### Your objective
Print the whole listing, keeping every line exactly as given.

### Records for the exercise
........

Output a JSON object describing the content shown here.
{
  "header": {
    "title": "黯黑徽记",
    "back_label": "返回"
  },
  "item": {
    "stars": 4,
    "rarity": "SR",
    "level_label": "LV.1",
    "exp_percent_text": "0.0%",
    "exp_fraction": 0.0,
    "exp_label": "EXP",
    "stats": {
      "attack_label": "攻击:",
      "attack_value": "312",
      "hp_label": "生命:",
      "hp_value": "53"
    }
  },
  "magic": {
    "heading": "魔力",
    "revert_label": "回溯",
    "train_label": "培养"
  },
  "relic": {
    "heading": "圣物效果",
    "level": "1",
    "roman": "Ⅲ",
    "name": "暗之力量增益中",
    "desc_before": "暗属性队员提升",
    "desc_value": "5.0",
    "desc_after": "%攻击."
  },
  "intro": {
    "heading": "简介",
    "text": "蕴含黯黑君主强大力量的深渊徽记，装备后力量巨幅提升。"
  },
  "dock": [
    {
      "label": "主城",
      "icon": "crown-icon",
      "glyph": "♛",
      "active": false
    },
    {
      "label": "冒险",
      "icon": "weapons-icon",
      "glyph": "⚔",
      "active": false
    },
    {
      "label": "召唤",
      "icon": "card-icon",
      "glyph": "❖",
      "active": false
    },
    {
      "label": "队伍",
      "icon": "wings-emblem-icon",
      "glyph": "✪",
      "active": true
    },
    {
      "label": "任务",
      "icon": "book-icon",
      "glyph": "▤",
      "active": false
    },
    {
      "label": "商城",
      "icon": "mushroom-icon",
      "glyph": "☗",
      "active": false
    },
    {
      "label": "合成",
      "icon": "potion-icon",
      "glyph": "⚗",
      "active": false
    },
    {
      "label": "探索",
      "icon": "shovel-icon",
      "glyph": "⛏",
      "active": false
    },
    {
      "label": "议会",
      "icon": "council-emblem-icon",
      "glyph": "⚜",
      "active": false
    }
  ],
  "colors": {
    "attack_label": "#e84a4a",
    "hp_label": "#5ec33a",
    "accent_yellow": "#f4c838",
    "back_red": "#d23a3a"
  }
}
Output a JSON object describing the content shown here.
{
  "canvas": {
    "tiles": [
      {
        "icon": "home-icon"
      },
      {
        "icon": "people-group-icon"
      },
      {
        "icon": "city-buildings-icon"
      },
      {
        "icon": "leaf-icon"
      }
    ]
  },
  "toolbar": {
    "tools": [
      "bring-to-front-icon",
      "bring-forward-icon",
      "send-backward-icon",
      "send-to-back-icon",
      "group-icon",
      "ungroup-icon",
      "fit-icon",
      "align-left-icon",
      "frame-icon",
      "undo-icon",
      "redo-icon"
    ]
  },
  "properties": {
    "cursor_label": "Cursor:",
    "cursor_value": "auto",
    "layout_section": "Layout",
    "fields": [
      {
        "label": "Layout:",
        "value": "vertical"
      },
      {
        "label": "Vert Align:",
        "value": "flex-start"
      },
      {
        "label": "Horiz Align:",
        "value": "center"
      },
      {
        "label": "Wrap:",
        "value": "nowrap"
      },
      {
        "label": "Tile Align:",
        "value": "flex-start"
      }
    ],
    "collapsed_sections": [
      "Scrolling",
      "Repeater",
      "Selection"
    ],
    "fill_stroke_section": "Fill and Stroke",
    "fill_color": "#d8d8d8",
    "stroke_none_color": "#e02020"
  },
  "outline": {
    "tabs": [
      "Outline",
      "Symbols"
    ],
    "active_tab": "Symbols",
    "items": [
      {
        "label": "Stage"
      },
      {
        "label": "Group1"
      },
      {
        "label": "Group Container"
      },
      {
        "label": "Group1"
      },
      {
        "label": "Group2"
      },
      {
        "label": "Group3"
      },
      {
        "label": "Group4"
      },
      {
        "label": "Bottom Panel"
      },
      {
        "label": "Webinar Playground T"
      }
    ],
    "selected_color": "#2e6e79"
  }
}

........

### Exercise output
Output a JSON object describing the content shown here.
{
  "header": {
    "title": "黯黑徽记",
    "back_label": "返回"
  },
  "item": {
    "stars": 4,
    "rarity": "SR",
    "level_label": "LV.1",
    "exp_percent_text": "0.0%",
    "exp_fraction": 0.0,
    "exp_label": "EXP",
    "stats": {
      "attack_label": "攻击:",
      "attack_value": "312",
      "hp_label": "生命:",
      "hp_value": "53"
    }
  },
  "magic": {
    "heading": "魔力",
    "revert_label": "回溯",
    "train_label": "培养"
  },
  "relic": {
    "heading": "圣物效果",
    "level": "1",
    "roman": "Ⅲ",
    "name": "暗之力量增益中",
    "desc_before": "暗属性队员提升",
    "desc_value": "5.0",
    "desc_after": "%攻击."
  },
  "intro": {
    "heading": "简介",
    "text": "蕴含黯黑君主强大力量的深渊徽记，装备后力量巨幅提升。"
  },
  "dock": [
    {
      "label": "主城",
      "icon": "crown-icon",
      "glyph": "♛",
      "active": false
    },
    {
      "label": "冒险",
      "icon": "weapons-icon",
      "glyph": "⚔",
      "active": false
    },
    {
      "label": "召唤",
      "icon": "card-icon",
      "glyph": "❖",
      "active": false
    },
    {
      "label": "队伍",
      "icon": "wings-emblem-icon",
      "glyph": "✪",
      "active": true
    },
    {
      "label": "任务",
      "icon": "book-icon",
      "glyph": "▤",
      "active": false
    },
    {
      "label": "商城",
      "icon": "mushroom-icon",
      "glyph": "☗",
      "active": false
    },
    {
      "label": "合成",
      "icon": "potion-icon",
      "glyph": "⚗",
      "active": false
    },
    {
      "label": "探索",
      "icon": "shovel-icon",
      "glyph": "⛏",
      "active": false
    },
    {
      "label": "议会",
      "icon": "council-emblem-icon",
      "glyph": "⚜",
      "active": false
    }
  ],
  "colors": {
    "attack_label": "#e84a4a",
    "hp_label": "#5ec33a",
    "accent_yellow": "#f4c838",
    "back_red": "#d23a3a"
  }
}
Output a JSON object describing the content shown here.
{
  "canvas": {
    "tiles": [
      {
        "icon": "home-icon"
      },
      {
        "icon": "people-group-icon"
      },
      {
        "icon": "city-buildings-icon"
      },
      {
        "icon": "leaf-icon"
      }
    ]
  },
  "toolbar": {
    "tools": [
      "bring-to-front-icon",
      "bring-forward-icon",
      "send-backward-icon",
      "send-to-back-icon",
      "group-icon",
      "ungroup-icon",
      "fit-icon",
      "align-left-icon",
      "frame-icon",
      "undo-icon",
      "redo-icon"
    ]
  },
  "properties": {
    "cursor_label": "Cursor:",
    "cursor_value": "auto",
    "layout_section": "Layout",
    "fields": [
      {
        "label": "Layout:",
        "value": "vertical"
      },
      {
        "label": "Vert Align:",
        "value": "flex-start"
      },
      {
        "label": "Horiz Align:",
        "value": "center"
      },
      {
        "label": "Wrap:",
        "value": "nowrap"
      },
      {
        "label": "Tile Align:",
        "value": "flex-start"
      }
    ],
    "collapsed_sections": [
      "Scrolling",
      "Repeater",
      "Selection"
    ],
    "fill_stroke_section": "Fill and Stroke",
    "fill_color": "#d8d8d8",
    "stroke_none_color": "#e02020"
  },
  "outline": {
    "tabs": [
      "Outline",
      "Symbols"
    ],
    "active_tab": "Symbols",
    "items": [
      {
        "label": "Stage"
      },
      {
        "label": "Group1"
      },
      {
        "label": "Group Container"
      },
      {
        "label": "Group1"
      },
      {
        "label": "Group2"
      },
      {
        "label": "Group3"
      },
      {
        "label": "Group4"
      },
      {
        "label": "Bottom Panel"
      },
      {
        "label": "Webinar Playground T"
      }
    ],
    "selected_color": "#2e6e79"
  }
}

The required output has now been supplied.